MoneyWeek’s comprehensive guide to this week’s share tips from the rest of the UK’s financial press.
Three to buy
The Daily Telegraph
This Aim-listed company sells software to American hospitals that helps them to monitor their costs. It’s a profitable niche because once hospitals are signed up they are unlikely to switch their systems over to something else. Such long-term relationships are of huge value to investors and mean excellent returns on capital. 1,227.5p
The Sunday Times
Croda makes chemicals for everything from household cleaning products to cosmetics and its expertise means that it can earn high margins. Most of its business is overseas, so the shares have rocketed as sterling has slid. The company isn’t cheap, but a wave of consolidation in the industry makes it a likely takeover target. 3,564p
The Mail on Sunday
This infrastructure consultancy group has advised on everything from the HS2 rail project in the UK to the strengthening of Sydney Harbour Bridge in Australia.
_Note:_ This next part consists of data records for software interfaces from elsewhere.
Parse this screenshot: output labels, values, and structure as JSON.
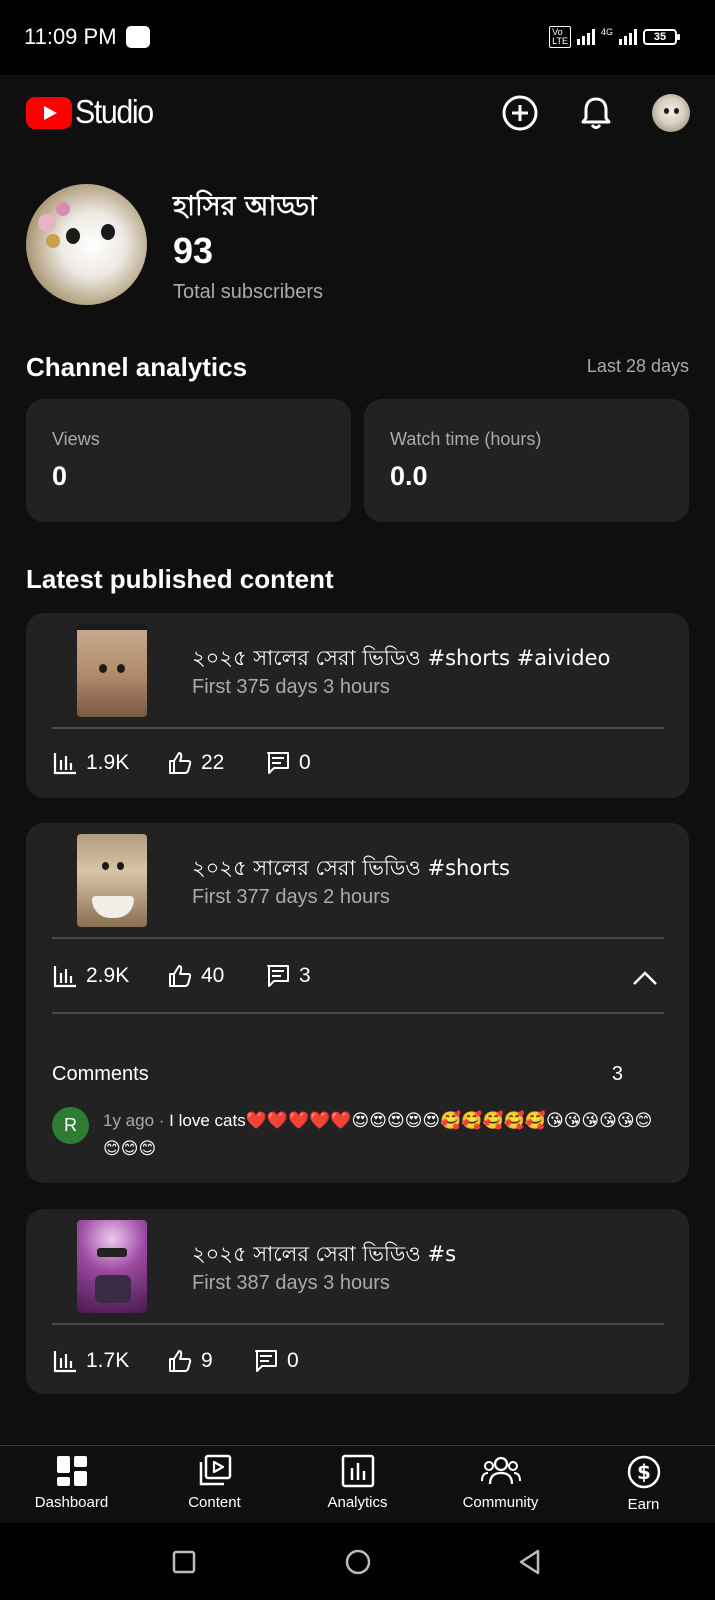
{
  "status_bar": {
    "time": "11:09 PM",
    "volte": "Vo LTE",
    "network": "4G",
    "battery": "35"
  },
  "header": {
    "logo_text": "Studio",
    "icons": [
      "create-icon",
      "notifications-icon",
      "account-avatar"
    ]
  },
  "channel": {
    "name": "হাসির আড্ডা",
    "subscriber_count": "93",
    "subscriber_label": "Total subscribers"
  },
  "analytics": {
    "title": "Channel analytics",
    "range": "Last 28 days",
    "cards": [
      {
        "label": "Views",
        "value": "0"
      },
      {
        "label": "Watch time (hours)",
        "value": "0.0"
      }
    ]
  },
  "latest": {
    "title": "Latest published content",
    "items": [
      {
        "title": "২০২৫ সালের সেরা ভিডিও #shorts #aivideo",
        "age": "First 375 days 3 hours",
        "views": "1.9K",
        "likes": "22",
        "comments": "0"
      },
      {
        "title": "২০২৫ সালের সেরা ভিডিও #shorts",
        "age": "First 377 days 2 hours",
        "views": "2.9K",
        "likes": "40",
        "comments": "3",
        "comments_section": {
          "label": "Comments",
          "count": "3",
          "latest": {
            "avatar_letter": "R",
            "time": "1y ago",
            "separator": " · ",
            "text": "I love cats❤️❤️❤️❤️❤️😍😍😍😍😍🥰🥰🥰🥰🥰😘😘😘😘😘😊😊😊😊"
          }
        }
      },
      {
        "title": "২০২৫ সালের সেরা ভিডিও #s",
        "age": "First 387 days 3 hours",
        "views": "1.7K",
        "likes": "9",
        "comments": "0"
      }
    ]
  },
  "bottom_nav": {
    "items": [
      {
        "label": "Dashboard",
        "icon": "dashboard-icon",
        "active": true
      },
      {
        "label": "Content",
        "icon": "content-icon"
      },
      {
        "label": "Analytics",
        "icon": "analytics-icon"
      },
      {
        "label": "Community",
        "icon": "community-icon"
      },
      {
        "label": "Earn",
        "icon": "earn-icon"
      }
    ]
  },
  "colors": {
    "background": "#0f0f0f",
    "card": "#222222",
    "brand_red": "#ff0000",
    "muted_text": "#aaaaaa",
    "commenter_avatar": "#2f7d32"
  }
}
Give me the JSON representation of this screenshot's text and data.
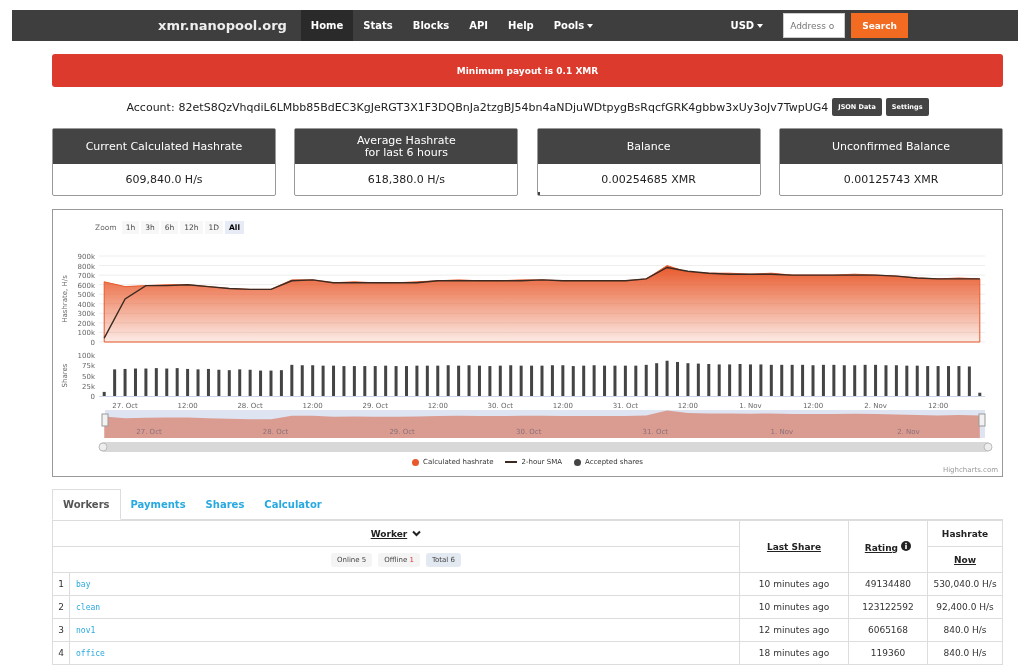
{
  "navbar": {
    "brand": "xmr.nanopool.org",
    "items": [
      {
        "label": "Home",
        "selected": true,
        "dropdown": false
      },
      {
        "label": "Stats",
        "selected": false,
        "dropdown": false
      },
      {
        "label": "Blocks",
        "selected": false,
        "dropdown": false
      },
      {
        "label": "API",
        "selected": false,
        "dropdown": false
      },
      {
        "label": "Help",
        "selected": false,
        "dropdown": false
      },
      {
        "label": "Pools",
        "selected": false,
        "dropdown": true
      }
    ],
    "currency": "USD",
    "search_placeholder": "Address o",
    "search_button": "Search"
  },
  "alert": "Minimum payout is 0.1 XMR",
  "account": {
    "label": "Account:",
    "address": "82etS8QzVhqdiL6LMbb85BdEC3KgJeRGT3X1F3DQBnJa2tzgBJ54bn4aNDjuWDtpygBsRqcfGRK4gbbw3xUy3oJv7TwpUG4",
    "buttons": [
      "JSON Data",
      "Settings"
    ]
  },
  "cards": [
    {
      "title": "Current Calculated Hashrate",
      "value": "609,840.0 H/s"
    },
    {
      "title": "Average Hashrate\nfor last 6 hours",
      "value": "618,380.0 H/s"
    },
    {
      "title": "Balance",
      "value": "0.00254685 XMR",
      "level": 0.01
    },
    {
      "title": "Unconfirmed Balance",
      "value": "0.00125743 XMR"
    }
  ],
  "chart": {
    "zoom_label": "Zoom",
    "zoom_buttons": [
      {
        "label": "1h",
        "selected": false
      },
      {
        "label": "3h",
        "selected": false
      },
      {
        "label": "6h",
        "selected": false
      },
      {
        "label": "12h",
        "selected": false
      },
      {
        "label": "1D",
        "selected": false
      },
      {
        "label": "All",
        "selected": true
      }
    ],
    "hashrate": {
      "chart_data": {
        "type": "area",
        "ylabel": "Hashrate, H/s",
        "grid": true,
        "ylim": [
          0,
          900000
        ],
        "yticks": [
          {
            "value": 0,
            "label": "0"
          },
          {
            "value": 100000,
            "label": "100k"
          },
          {
            "value": 200000,
            "label": "200k"
          },
          {
            "value": 300000,
            "label": "300k"
          },
          {
            "value": 400000,
            "label": "400k"
          },
          {
            "value": 500000,
            "label": "500k"
          },
          {
            "value": 600000,
            "label": "600k"
          },
          {
            "value": 700000,
            "label": "700k"
          },
          {
            "value": 800000,
            "label": "800k"
          },
          {
            "value": 900000,
            "label": "900k"
          }
        ],
        "categories": [
          null,
          null,
          null,
          null,
          null,
          null,
          null,
          null,
          null,
          null,
          null,
          null,
          null,
          null,
          null,
          null,
          null,
          null,
          null,
          null,
          null,
          null,
          null,
          null,
          null,
          null,
          null,
          null,
          null,
          null,
          null,
          null,
          null,
          null,
          null,
          null,
          null,
          null,
          null,
          null,
          null,
          null,
          null
        ],
        "series": [
          {
            "name": "Calculated hashrate",
            "type": "area",
            "color": "#e8582a",
            "values": [
              630000,
              580000,
              590000,
              600000,
              600000,
              580000,
              560000,
              550000,
              550000,
              650000,
              650000,
              620000,
              630000,
              620000,
              620000,
              630000,
              640000,
              650000,
              640000,
              640000,
              650000,
              650000,
              640000,
              640000,
              640000,
              640000,
              660000,
              800000,
              730000,
              720000,
              720000,
              710000,
              720000,
              700000,
              700000,
              700000,
              710000,
              700000,
              690000,
              670000,
              660000,
              670000,
              660000
            ]
          },
          {
            "name": "2-hour SMA",
            "type": "line",
            "color": "#3a2a22",
            "values": [
              40000,
              450000,
              590000,
              590000,
              600000,
              580000,
              560000,
              550000,
              550000,
              640000,
              650000,
              620000,
              620000,
              620000,
              620000,
              620000,
              640000,
              640000,
              640000,
              640000,
              640000,
              650000,
              640000,
              640000,
              640000,
              640000,
              660000,
              780000,
              740000,
              720000,
              710000,
              710000,
              710000,
              700000,
              700000,
              700000,
              700000,
              700000,
              690000,
              670000,
              660000,
              660000,
              660000
            ]
          }
        ]
      }
    },
    "shares": {
      "chart_data": {
        "type": "bar",
        "ylabel": "Shares",
        "ylim": [
          0,
          100000
        ],
        "yticks": [
          {
            "value": 0,
            "label": "0"
          },
          {
            "value": 25000,
            "label": "25k"
          },
          {
            "value": 50000,
            "label": "50k"
          },
          {
            "value": 75000,
            "label": "75k"
          },
          {
            "value": 100000,
            "label": "100k"
          }
        ],
        "categories": [
          null,
          null,
          "27. Oct",
          null,
          null,
          null,
          null,
          null,
          "12:00",
          null,
          null,
          null,
          null,
          null,
          "28. Oct",
          null,
          null,
          null,
          null,
          null,
          "12:00",
          null,
          null,
          null,
          null,
          null,
          "29. Oct",
          null,
          null,
          null,
          null,
          null,
          "12:00",
          null,
          null,
          null,
          null,
          null,
          "30. Oct",
          null,
          null,
          null,
          null,
          null,
          "12:00",
          null,
          null,
          null,
          null,
          null,
          "31. Oct",
          null,
          null,
          null,
          null,
          null,
          "12:00",
          null,
          null,
          null,
          null,
          null,
          "1. Nov",
          null,
          null,
          null,
          null,
          null,
          "12:00",
          null,
          null,
          null,
          null,
          null,
          "2. Nov",
          null,
          null,
          null,
          null,
          null,
          "12:00",
          null,
          null,
          null,
          null
        ],
        "series": [
          {
            "name": "Accepted shares",
            "color": "#444444",
            "values": [
              10000,
              65000,
              66000,
              67000,
              67000,
              68000,
              67000,
              68000,
              66000,
              65000,
              66000,
              64000,
              63000,
              65000,
              64000,
              62000,
              62000,
              63000,
              76000,
              75000,
              75000,
              74000,
              74000,
              73000,
              73000,
              73000,
              73000,
              74000,
              73000,
              73000,
              74000,
              74000,
              74000,
              75000,
              74000,
              75000,
              74000,
              73000,
              74000,
              75000,
              74000,
              74000,
              74000,
              75000,
              75000,
              73000,
              74000,
              75000,
              74000,
              74000,
              74000,
              74000,
              76000,
              80000,
              86000,
              83000,
              80000,
              79000,
              78000,
              77000,
              77000,
              78000,
              77000,
              77000,
              76000,
              76000,
              76000,
              76000,
              75000,
              76000,
              76000,
              75000,
              75000,
              76000,
              76000,
              75000,
              75000,
              74000,
              74000,
              73000,
              73000,
              73000,
              73000,
              72000,
              8000
            ]
          }
        ]
      }
    },
    "navigator_labels": [
      "27. Oct",
      "28. Oct",
      "29. Oct",
      "30. Oct",
      "31. Oct",
      "1. Nov",
      "2. Nov"
    ],
    "credit": "Highcharts.com"
  },
  "tabs": [
    {
      "label": "Workers",
      "selected": true
    },
    {
      "label": "Payments",
      "selected": false
    },
    {
      "label": "Shares",
      "selected": false
    },
    {
      "label": "Calculator",
      "selected": false
    }
  ],
  "table": {
    "worker_header": "Worker",
    "filters": [
      {
        "label": "Online",
        "count": "5",
        "selected": false,
        "alert": false
      },
      {
        "label": "Offline",
        "count": "1",
        "selected": false,
        "alert": true
      },
      {
        "label": "Total",
        "count": "6",
        "selected": true,
        "alert": false
      }
    ],
    "last_share_header": "Last Share",
    "rating_header": "Rating",
    "hashrate_header": "Hashrate",
    "hashrate_subheader": "Now",
    "rows": [
      {
        "index": "1",
        "worker": "bay",
        "last_share": "10 minutes ago",
        "rating": "49134480",
        "hashrate": "530,040.0 H/s"
      },
      {
        "index": "2",
        "worker": "clean",
        "last_share": "10 minutes ago",
        "rating": "123122592",
        "hashrate": "92,400.0 H/s"
      },
      {
        "index": "3",
        "worker": "nov1",
        "last_share": "12 minutes ago",
        "rating": "6065168",
        "hashrate": "840.0 H/s"
      },
      {
        "index": "4",
        "worker": "office",
        "last_share": "18 minutes ago",
        "rating": "119360",
        "hashrate": "840.0 H/s"
      }
    ]
  }
}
A dramatic downturn in the oil and gas sector has hurt profits, but the group is well placed to profit from long-term trends such as investment in renewable energy. 246.5p
Three to sell
Shares in the plastic packaging group have fallen as scepticism grows about the wisdom of its “aggressive” acquisitions in recent years. Investors may be tempted to hold on to the shares until things improve, but RPC looks vulnerable to “bear raiders” – people who write negative reports about a company to profit from share-price falls. Cut
your losses. 861p
Pets at Home
Pets at Home used to be a stockmarket darling, but there are worrying trends afoot at the pet supplies retailer. Like-for-like sales growth registered a weak 0.1% increase in the third quarter. The firm faces growing competition from supermarkets and online specialists such as Zooplus, which is driving margins down across the industry. 182p
The heating and plumbing products distributor now derives 68% of its revenues from the US market. It looks likely to focus its investment efforts in America after a 6.7% rise in second-quarter operating profits there, contrasting with more challenging conditions in the UK. The shares have risen strongly since the EU referendum result, as the strong dollar boosts profits in sterling terms. Future growth is priced in. It’s time to take profits. 5,130p
And the rest
The Daily Telegraph
Next announced rotten results, but has
a good management team and a potential yield of 8% (4,320p). A shake-up of the Indian tax system could spell opportunity for India Capital Growth Fund (86.5p).
Improving commodity prices make the miner Kenmare Resources a risky buy (320p). Softcat is one of the UK’s biggest IT infrastructure firms and there is more growth to come (391.5p). Recruiters have had a torrid time since the referendum, but Empresaria’s international profile has helped it to buck the trend (124p).
The scandal over extremist content on YouTube should help traditional advertising groups such as ITV (209p) and WPP (1,678p). Oil explorer Caspian Sunrise sounds like a “garishly coloured cocktail”, but could be an exciting pick (9.5p). Vietnam Opportunity Fund offers adventurous investors exposure to a cheap Asian market (282p). Years of careful investment at semiconductor specialist IQE should pay off (59.25p). Nutrition specialist Science in Sport is growing its online operation and expanding into new markets (85p).
Sofa seller DFS is cheap and should weather any consumer slowdown (250p). Infrastructure fund INPP offers income and growth (156.25p). Alliance Pharma has a strong pipeline (47.25p). Aerospace group Cobham has been through two rights issues in a year, but the balance sheet is now fixed (128.75p).
A German view
Dutch giant Philips, one of the Netherlands’ most famous companies, used to be a jack of all trades but a master of none. Its products ranged from video recorders and X-ray machines to light bulbs and telephones. However, the 126-year-old multinational is sharpening its focus. It has hived off the entertainment and lighting businesses to concentrate on health care, aiming to cover everything from healthy eating to diagnostic tests and appliances. The strategy is starting to pay off, as Wirtschaftswoche points out. Some 60% of sales now stem from products in which the group is first or second in the world. The demographic outlook and the scope for further digitalisation in health care bode well. The firm expects margins to climb and sales to rise by 4%-6% a year over the next three years. The stock yields 2.7%.
Aim-listed healthcare firm OptiBiotix has spun off its skincare division, SkinBioTherapeutics, in an initial public offering that raised £4.5m this week. SkinBioTherapeutics develops methods of using the skin’s microbiome – the bacteria and micro-organisms that live on the skin – to treat problems such as eczema, sensitive skin, and infections caused by bacteria such as Staphylococcus aureus in surgery and other medical procedures. The proceeds of the IPO will be used to fund the development of SkinBioTherapeutics’ technology. The firm intends to take potential treatments through proof-of-concept trials and then to seek partners for further development. It hopes to have its first treatment ready for commercial use next year.